The definite structure of the early Church may have been one of the reasons for its success. It had a definite hierarchy – there were church elders, deacons, bishops, etc. When debates between the different factions of the faith became evident, bishops would meet in a synod to discuss the various points of issue; eventually the synod became an annual event. Though small discrepancies occurred in the religion in different regions, the main beliefs and rituals of the Christian faith were the same, kept so by that annual synod. Also, a book used for worship in Christianity developed fairly quickly – the New Testament (containing four Gospels, the Acts of the Apostles, various letters, and the Book of Revelations), together with the Hebrew scriptures, formed the Bible. This structure in the faith, unique from many of the pagan religions of the time, may have played an important role in keeping the Christian faith strong.

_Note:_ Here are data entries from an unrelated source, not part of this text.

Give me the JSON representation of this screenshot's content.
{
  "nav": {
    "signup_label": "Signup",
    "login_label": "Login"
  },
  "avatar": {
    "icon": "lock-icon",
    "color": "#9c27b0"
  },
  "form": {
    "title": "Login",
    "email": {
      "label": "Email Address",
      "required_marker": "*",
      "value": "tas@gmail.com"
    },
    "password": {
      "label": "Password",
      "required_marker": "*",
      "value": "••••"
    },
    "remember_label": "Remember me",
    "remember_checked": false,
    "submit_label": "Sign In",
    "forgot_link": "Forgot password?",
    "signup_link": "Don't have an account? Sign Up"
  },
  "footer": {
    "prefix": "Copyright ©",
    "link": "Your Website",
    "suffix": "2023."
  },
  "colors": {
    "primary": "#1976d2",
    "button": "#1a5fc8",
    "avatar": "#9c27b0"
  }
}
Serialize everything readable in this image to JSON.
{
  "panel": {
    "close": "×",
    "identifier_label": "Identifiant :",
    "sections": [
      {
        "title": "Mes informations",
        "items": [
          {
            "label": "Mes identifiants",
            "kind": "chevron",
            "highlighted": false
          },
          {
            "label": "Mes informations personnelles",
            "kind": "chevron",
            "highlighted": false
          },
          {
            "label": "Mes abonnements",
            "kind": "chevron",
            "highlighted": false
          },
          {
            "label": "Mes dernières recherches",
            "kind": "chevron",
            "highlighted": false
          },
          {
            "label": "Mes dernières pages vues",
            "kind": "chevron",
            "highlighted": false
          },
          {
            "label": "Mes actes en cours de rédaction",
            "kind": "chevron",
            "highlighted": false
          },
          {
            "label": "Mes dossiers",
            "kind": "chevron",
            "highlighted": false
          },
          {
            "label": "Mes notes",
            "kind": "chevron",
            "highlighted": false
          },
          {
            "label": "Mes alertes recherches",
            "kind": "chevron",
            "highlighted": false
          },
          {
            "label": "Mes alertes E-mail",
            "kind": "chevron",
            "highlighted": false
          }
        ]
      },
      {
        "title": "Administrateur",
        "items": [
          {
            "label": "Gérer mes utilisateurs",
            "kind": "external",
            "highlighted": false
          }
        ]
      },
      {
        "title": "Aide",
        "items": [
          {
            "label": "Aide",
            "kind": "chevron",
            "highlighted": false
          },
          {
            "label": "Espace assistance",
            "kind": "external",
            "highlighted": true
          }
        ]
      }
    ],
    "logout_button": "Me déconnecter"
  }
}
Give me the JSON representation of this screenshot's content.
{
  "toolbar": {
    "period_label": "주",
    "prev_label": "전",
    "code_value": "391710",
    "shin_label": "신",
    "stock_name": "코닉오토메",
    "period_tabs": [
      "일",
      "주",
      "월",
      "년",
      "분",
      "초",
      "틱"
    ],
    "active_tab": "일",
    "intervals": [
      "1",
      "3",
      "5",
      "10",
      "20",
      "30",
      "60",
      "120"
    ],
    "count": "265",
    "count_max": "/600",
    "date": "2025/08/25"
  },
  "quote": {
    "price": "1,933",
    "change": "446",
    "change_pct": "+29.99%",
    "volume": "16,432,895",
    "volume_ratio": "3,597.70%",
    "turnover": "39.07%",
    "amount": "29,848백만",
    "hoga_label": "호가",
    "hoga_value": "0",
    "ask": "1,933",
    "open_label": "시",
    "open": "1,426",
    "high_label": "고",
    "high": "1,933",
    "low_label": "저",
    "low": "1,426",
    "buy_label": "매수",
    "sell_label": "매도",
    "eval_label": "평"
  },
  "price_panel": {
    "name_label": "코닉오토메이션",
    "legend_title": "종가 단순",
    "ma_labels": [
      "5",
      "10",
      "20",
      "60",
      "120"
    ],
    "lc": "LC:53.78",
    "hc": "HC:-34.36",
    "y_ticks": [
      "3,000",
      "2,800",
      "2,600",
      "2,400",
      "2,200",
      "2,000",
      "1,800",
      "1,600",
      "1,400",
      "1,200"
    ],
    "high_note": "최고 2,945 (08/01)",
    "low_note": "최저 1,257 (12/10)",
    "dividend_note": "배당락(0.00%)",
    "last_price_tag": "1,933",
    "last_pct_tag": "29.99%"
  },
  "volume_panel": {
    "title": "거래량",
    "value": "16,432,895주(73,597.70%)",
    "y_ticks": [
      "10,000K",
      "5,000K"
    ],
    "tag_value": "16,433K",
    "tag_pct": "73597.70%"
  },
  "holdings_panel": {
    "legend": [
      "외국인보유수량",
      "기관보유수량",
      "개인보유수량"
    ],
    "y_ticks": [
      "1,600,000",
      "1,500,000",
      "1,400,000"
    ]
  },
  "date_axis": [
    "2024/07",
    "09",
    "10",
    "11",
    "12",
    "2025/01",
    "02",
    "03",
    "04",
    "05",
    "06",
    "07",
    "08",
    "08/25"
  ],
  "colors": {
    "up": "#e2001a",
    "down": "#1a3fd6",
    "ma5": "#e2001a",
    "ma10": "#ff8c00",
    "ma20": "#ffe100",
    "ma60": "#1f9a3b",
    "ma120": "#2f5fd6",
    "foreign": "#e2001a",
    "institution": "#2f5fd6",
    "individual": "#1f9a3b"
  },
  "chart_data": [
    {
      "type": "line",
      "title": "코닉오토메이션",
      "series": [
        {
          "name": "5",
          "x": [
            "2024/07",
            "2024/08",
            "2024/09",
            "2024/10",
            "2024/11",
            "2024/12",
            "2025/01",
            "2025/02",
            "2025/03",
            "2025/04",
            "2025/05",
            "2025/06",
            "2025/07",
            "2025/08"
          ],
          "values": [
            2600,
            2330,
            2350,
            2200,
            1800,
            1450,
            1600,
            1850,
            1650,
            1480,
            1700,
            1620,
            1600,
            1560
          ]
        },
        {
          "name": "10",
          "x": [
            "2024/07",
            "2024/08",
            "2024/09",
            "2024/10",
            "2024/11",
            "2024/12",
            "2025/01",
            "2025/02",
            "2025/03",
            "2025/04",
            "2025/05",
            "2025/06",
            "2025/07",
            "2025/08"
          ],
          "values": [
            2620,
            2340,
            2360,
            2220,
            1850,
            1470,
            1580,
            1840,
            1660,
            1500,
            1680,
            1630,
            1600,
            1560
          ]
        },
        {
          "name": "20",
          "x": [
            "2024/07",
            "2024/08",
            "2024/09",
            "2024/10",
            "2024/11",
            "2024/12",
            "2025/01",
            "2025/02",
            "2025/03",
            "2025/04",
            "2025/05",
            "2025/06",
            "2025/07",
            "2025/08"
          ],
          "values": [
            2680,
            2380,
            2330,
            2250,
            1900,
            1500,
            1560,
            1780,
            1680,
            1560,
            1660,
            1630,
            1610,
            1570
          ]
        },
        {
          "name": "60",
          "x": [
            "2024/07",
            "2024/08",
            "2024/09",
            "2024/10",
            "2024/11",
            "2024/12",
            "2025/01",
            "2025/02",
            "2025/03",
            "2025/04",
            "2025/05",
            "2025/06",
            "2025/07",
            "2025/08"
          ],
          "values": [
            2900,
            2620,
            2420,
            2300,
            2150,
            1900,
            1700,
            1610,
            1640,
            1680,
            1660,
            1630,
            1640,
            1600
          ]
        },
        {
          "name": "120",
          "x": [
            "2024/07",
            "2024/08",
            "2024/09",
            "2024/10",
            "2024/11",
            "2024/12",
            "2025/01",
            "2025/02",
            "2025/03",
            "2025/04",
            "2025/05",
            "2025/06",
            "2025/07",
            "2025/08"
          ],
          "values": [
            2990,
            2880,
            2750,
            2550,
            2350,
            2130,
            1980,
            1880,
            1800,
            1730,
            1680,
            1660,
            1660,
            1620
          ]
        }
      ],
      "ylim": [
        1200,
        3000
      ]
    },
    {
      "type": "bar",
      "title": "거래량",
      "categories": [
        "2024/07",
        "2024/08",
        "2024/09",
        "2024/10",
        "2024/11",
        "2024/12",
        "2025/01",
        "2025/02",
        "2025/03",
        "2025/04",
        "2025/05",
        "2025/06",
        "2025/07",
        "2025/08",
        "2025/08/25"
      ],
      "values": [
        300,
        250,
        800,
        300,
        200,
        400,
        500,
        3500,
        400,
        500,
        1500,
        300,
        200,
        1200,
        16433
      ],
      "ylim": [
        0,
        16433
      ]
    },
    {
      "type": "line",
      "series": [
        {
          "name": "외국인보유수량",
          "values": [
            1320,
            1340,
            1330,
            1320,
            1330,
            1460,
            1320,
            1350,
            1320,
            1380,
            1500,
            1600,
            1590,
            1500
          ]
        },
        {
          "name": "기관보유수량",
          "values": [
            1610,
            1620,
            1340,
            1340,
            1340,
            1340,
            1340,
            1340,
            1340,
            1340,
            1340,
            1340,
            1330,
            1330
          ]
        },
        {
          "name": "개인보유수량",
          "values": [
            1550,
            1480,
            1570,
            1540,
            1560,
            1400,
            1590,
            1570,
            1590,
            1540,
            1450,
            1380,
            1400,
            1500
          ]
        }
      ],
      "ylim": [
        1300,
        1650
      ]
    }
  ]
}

Probably the person with the greatest influence in Christianity’s survival and success was Constantine I, the first Christian emperor. It isn’t known for certain when he converted to Christianity; it’s possible he adopted the faith in his youth from his mother, but he may also have come to accept it later on in his life. Either way, in 312 CE, after seeing a vision in the sky, he commanded his troops to paint the Christian symbol Chi Rho on their shields; from then on they were triumphant in battle. A year later, in the Edict of Milan, he outlawed Christian persecution, thereby making Christianity more appealing to the masses. Some twelve years later, he ordered the construction of the new capital, later to be called Constantinople, to be built. He did not allow any pagan shrines or temples to be built in this city; it was to be purely Christian. Throughout the rest of his life, Constantine the Great further encouraged the spread of Christianity through the building of churches and basilicas (including Old St. Peter’s Basilica), donating many Bibles to churches, etc.
Many factors contributed to the rise of Christianity. No one factor can be said to be the reason for Christianity’s overwhelming success. Rather, many contributing influences, such as missionary work, the appeal of the Christian doctrine, and the rule of Constantine the Great, caused Christianity to prevail though many other religions of the time have long since become obsolete.
Bainton, Roland H. The Horizon History of Christianity. New York: American Heritage Publishing Company Incorporated, 1964.
McManners, John, ed. The Oxford Illustrated History of Christianity. Madrid: Oxford University Press, 1999.
Newman, Garfield & co. Echoes from the Past: World History to the 16th Century. Toronto: McGraw-Hill Ryerson Limited, 2001.
The Chi Rho